Prompt>
Your result will be the set of lines with "data", copied from the material below.

*** The input ***

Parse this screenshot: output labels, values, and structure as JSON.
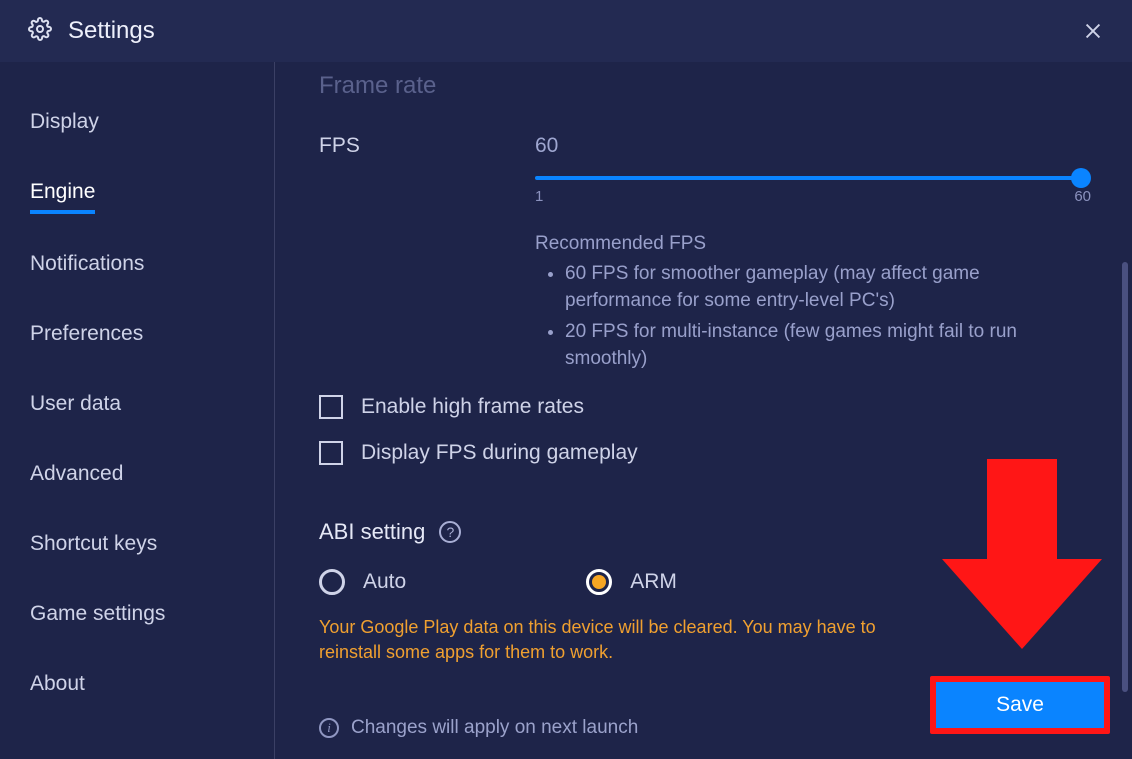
{
  "title": "Settings",
  "sidebar": {
    "items": [
      {
        "label": "Display"
      },
      {
        "label": "Engine"
      },
      {
        "label": "Notifications"
      },
      {
        "label": "Preferences"
      },
      {
        "label": "User data"
      },
      {
        "label": "Advanced"
      },
      {
        "label": "Shortcut keys"
      },
      {
        "label": "Game settings"
      },
      {
        "label": "About"
      }
    ],
    "active_index": 1
  },
  "engine": {
    "frame_rate_heading": "Frame rate",
    "fps_label": "FPS",
    "fps_value": "60",
    "slider": {
      "min": "1",
      "max": "60",
      "current": 60
    },
    "recommended_heading": "Recommended FPS",
    "recommended": [
      "60 FPS for smoother gameplay (may affect game performance for some entry-level PC's)",
      "20 FPS for multi-instance (few games might fail to run smoothly)"
    ],
    "checkboxes": {
      "high_fps": "Enable high frame rates",
      "display_fps": "Display FPS during gameplay"
    },
    "abi": {
      "heading": "ABI setting",
      "options": {
        "auto": "Auto",
        "arm": "ARM"
      },
      "selected": "arm",
      "warning": "Your Google Play data on this device will be cleared. You may have to reinstall some apps for them to work."
    },
    "footer_note": "Changes will apply on next launch",
    "save_label": "Save"
  }
}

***

Answer to this task>
        "label": "User data"
      "warning": "Your Google Play data on this device will be cleared. You may have to reinstall some apps for them to work."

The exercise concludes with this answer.